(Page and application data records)
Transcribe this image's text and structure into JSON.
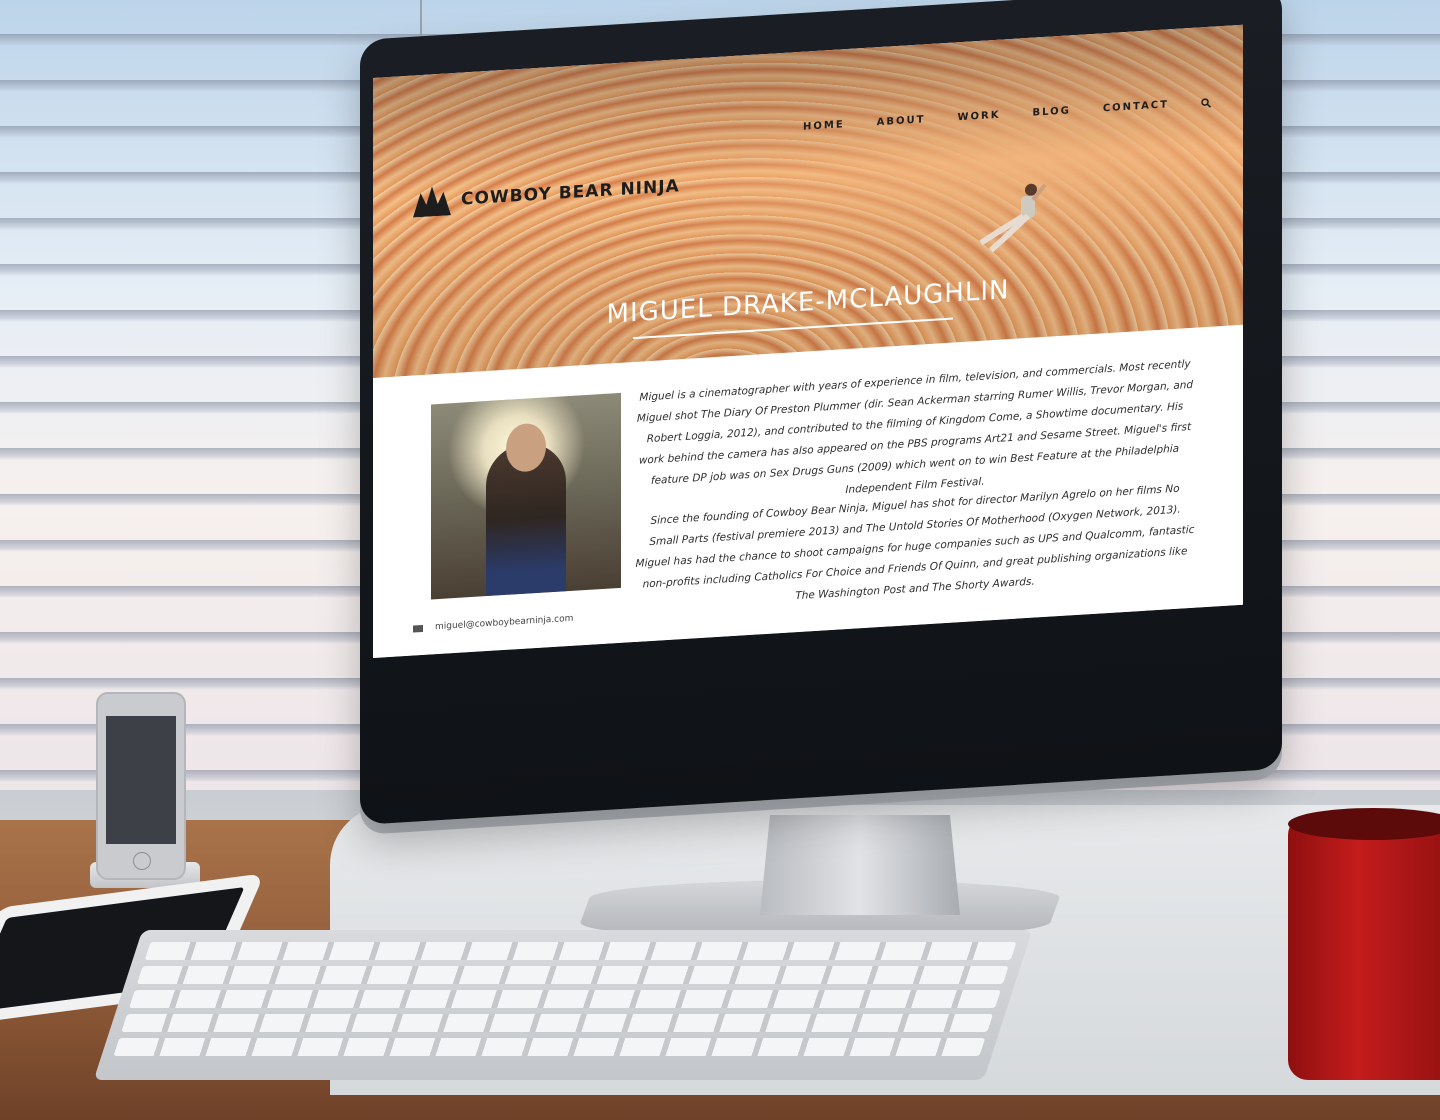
{
  "site": {
    "logo_text": "COWBOY BEAR NINJA",
    "nav": [
      "HOME",
      "ABOUT",
      "WORK",
      "BLOG",
      "CONTACT"
    ],
    "page_title": "MIGUEL DRAKE-MCLAUGHLIN",
    "bio_paragraph_1": "Miguel is a cinematographer with years of experience in film, television, and commercials. Most recently Miguel shot The Diary Of Preston Plummer (dir. Sean Ackerman starring Rumer Willis, Trevor Morgan, and Robert Loggia, 2012), and contributed to the filming of Kingdom Come, a Showtime documentary. His work behind the camera has also appeared on the PBS programs Art21 and Sesame Street. Miguel's first feature DP job was on Sex Drugs Guns (2009) which went on to win Best Feature at the Philadelphia Independent Film Festival.",
    "bio_paragraph_2": "Since the founding of Cowboy Bear Ninja, Miguel has shot for director Marilyn Agrelo on her films No Small Parts (festival premiere 2013) and The Untold Stories Of Motherhood (Oxygen Network, 2013). Miguel has had the chance to shoot campaigns for huge companies such as UPS and Qualcomm, fantastic non-profits including Catholics For Choice and Friends Of Quinn, and great publishing organizations like The Washington Post and The Shorty Awards.",
    "email": "miguel@cowboybearninja.com"
  },
  "icons": {
    "search": "search-icon",
    "mail": "mail-icon",
    "apple": "apple-logo-icon"
  },
  "colors": {
    "screen_bezel": "#111419",
    "hero_orange": "#e89a5a",
    "text": "#2e2e2e",
    "mug_red": "#c41c1c"
  }
}
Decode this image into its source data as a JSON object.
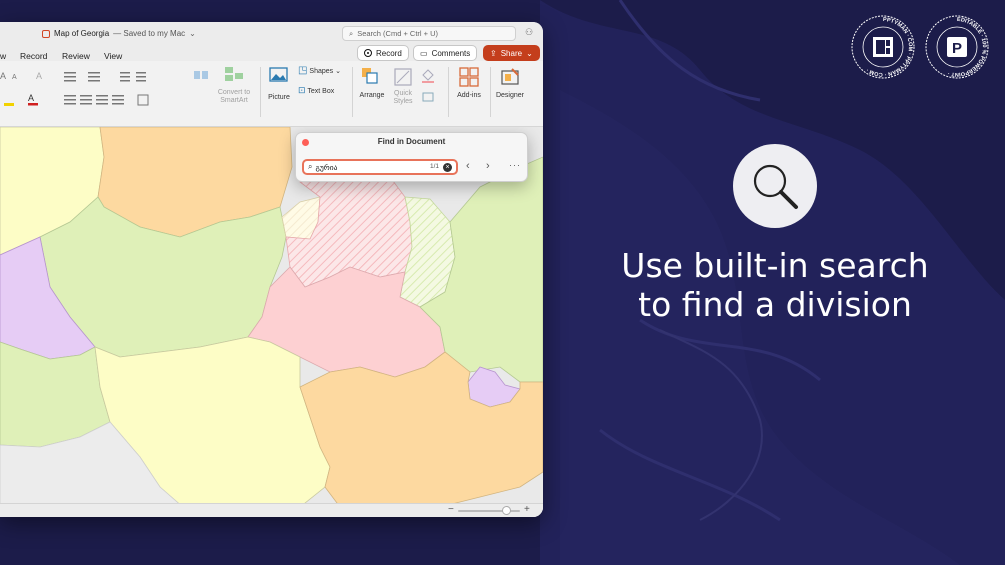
{
  "window": {
    "doc_name": "Map of Georgia",
    "doc_status": "— Saved to my Mac",
    "search_placeholder": "Search (Cmd + Ctrl + U)"
  },
  "menu": {
    "items": [
      "w",
      "Record",
      "Review",
      "View"
    ],
    "record_button": "Record",
    "comments_button": "Comments",
    "share_button": "Share"
  },
  "ribbon": {
    "convert_label": "Convert to SmartArt",
    "picture_label": "Picture",
    "shapes_label": "Shapes",
    "textbox_label": "Text Box",
    "arrange_label": "Arrange",
    "quick_styles_label": "Quick Styles",
    "addins_label": "Add-ins",
    "designer_label": "Designer"
  },
  "find_dialog": {
    "title": "Find in Document",
    "query": "გურია",
    "match_count": "1/1"
  },
  "promo": {
    "headline_line1": "Use built-in search",
    "headline_line2": "to find a division"
  },
  "badges": {
    "left_ring_text": "PPTYMAN · COM · PPTYMAN · COM ·",
    "right_ring_text": "EDITABLE · 100 % POWERPOINT ·",
    "right_letter": "P"
  },
  "colors": {
    "background": "#1c1c4a",
    "share": "#c43e1c",
    "find_border": "#e8735a",
    "region_yellow": "#fdfdc6",
    "region_green": "#dff0b8",
    "region_orange": "#fdd9a0",
    "region_pink": "#fdd0d2",
    "region_purple": "#e6ccf5"
  }
}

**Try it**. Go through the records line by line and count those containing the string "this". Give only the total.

**Exercise response**. 2